He’s got thick piles of marking to get through before his day is over but it’s clear he loves teaching, Sky News commented.

Commenting on the event, Dr Uzomah said; “The attack made me not go back to secondary schools any more,”
“But the impact continues even here. Sometimes when I’m clustered by students I start feeling very uncomfortable. So it’s an ongoing thing.”

As he was under-18, Dr Uzomah’s attacker has never been named publicly.

But during his trial, the court heard he’d brought the weapon to school in his rucksack. It was a six-inch kitchen knife.

He received an 11-year custodial sentence.

“I forgave him for what he did, but the thought of going into a school now frightens me.”

“With the trend of things, it’s becoming more unsafe, and something should be done,” he says.

“I don’t think children are as safe as they have been, in the past. I don’t know if it’s because of what [they] are exposed to, what they are watching, or being taught, or what their friends are doing.

“It’s like kids prefer to do things and damn the consequences.”

When asked if he would be willing to teach a secondary school again, Dr Uzoma replied; “No, I don’t feel safe going to teach in schools. My wife is also a teacher, she is also traumatised.

“And I think there are other teachers that feel the same.”

Vanguard News Nigeria.
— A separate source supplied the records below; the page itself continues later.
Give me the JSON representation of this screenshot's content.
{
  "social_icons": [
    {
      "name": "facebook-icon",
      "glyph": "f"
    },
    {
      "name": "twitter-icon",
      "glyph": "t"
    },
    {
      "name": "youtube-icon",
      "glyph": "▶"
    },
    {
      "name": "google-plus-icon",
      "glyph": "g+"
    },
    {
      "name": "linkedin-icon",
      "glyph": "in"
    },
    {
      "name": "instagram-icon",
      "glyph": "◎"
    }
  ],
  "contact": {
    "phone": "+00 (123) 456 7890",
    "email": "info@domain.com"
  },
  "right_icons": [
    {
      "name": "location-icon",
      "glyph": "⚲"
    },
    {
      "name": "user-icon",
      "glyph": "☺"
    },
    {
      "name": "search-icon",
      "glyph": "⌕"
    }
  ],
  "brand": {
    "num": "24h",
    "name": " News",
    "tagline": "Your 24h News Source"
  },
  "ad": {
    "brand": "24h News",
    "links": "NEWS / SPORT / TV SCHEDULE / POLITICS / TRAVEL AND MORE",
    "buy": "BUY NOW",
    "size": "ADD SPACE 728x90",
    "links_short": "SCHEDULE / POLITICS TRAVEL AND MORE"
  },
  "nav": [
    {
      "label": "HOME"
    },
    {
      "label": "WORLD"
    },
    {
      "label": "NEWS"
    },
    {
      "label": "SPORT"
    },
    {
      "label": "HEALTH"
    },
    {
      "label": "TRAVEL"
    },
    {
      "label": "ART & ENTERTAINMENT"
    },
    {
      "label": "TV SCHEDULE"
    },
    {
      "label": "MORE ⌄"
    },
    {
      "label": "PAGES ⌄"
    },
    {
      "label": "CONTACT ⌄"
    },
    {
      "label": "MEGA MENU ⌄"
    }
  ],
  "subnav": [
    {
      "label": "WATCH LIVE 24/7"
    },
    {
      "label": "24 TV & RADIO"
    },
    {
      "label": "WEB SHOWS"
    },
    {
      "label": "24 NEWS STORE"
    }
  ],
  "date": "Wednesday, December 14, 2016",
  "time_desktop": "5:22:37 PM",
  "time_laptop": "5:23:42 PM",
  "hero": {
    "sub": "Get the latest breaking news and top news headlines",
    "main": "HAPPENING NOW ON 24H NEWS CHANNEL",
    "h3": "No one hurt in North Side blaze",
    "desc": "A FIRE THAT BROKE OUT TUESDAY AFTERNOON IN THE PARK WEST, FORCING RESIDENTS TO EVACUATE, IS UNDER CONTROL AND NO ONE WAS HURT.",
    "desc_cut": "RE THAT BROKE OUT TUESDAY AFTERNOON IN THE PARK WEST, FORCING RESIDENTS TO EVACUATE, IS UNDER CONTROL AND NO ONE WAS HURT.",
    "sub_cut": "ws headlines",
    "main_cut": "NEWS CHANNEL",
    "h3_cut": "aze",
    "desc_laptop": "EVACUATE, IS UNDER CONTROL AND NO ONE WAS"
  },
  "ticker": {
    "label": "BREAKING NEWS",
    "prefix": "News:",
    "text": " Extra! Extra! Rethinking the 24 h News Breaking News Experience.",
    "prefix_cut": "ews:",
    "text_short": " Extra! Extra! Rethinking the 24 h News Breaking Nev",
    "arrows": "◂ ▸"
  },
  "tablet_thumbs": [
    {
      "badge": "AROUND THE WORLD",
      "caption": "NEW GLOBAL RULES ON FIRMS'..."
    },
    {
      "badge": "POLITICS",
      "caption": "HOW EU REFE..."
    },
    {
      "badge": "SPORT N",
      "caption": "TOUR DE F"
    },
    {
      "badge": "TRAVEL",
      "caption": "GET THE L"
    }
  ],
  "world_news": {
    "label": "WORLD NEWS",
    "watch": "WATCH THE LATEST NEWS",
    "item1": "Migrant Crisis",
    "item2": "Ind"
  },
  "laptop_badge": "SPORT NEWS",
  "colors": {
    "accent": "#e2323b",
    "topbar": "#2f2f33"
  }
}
Comments expressed here do not reflect the opinions of vanguard newspapers or any employee thereof.